Youth Mental Health Blog

file000536909779In the second mental health blog I’d like to draw attention to the lack of important services for youth mental health in New Brunswick. Because we do not have adequate youth mental health support, people are stuck trying to navigate a flawed and confusing system. Referral, and therefore access to mental health professionals is hard to come by. Our hospitals are not equipped to deal effectively with mental health, especially for youth. Pediatric do not provide mental health services and cannot accommodate young people struggling with mental illness. The psychiatric ward in Fredericton is for adults and may not be the right environment for children and youth. Often, in order to receive the help they need, youth struggling with mental illness are forced to leave New Brunswick, seeking medical help in other provinces or the US. This can cost a fortune for families and for the province
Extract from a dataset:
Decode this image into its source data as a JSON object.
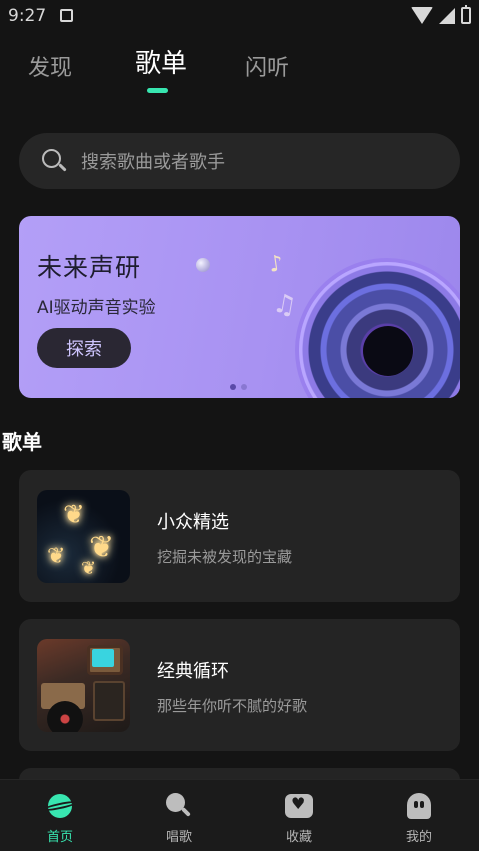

Youth are often forced to gain access to mental health support through the criminal justice system. In some cases, families must file charges and criminalize their loved ones in order to get them the help they need. Even then, youth struggling with serious mental illness can be sent to group homes which may or may not provide the specialized treatment needed.

The report, Connecting the Dots, issued by the office of the Child and Youth Advocate in 2007, tells the story of seven youth who struggled to receive the help they needed for their mental illnesses. In addition to the challenges they faced regarding their mental health, many of them found themselves isolated due to the stigma associated with mental health. None received adequate treatment or support in New Brunswick. Not much has changed since this report was drafted. There is a failure to provide youth with mental health services in our province and to educate young people on mental illness to end the stigma.

A mental health facility for youth is currently being built in Campbellton, New Brunswick, to open in the fall of 2017. This facility is a step in the right direction, however there are concerns that co-locating it with the adult facility for those suffering from complex psychiatric problems, particularly those who have become violent, will only increase the stigma associate with mental health for the youth who need to use the facility. This facility will help the handful of youth most in need, however little is being done to address access and stigma for youth suffering from less severe mental illness.

In the next blog I will be focusing on mental illnesses which are more stigmatized and which need specialized services. The following week I will focus on eating disorders and related gaps in service. If you have had experiences trying to navigate the health care system to address your own mental health, we’d love to hear your story. Feel free to share it to this page. It is only through speaking openly about our own experiences that we will be able to eliminate the stigma that holds us all back.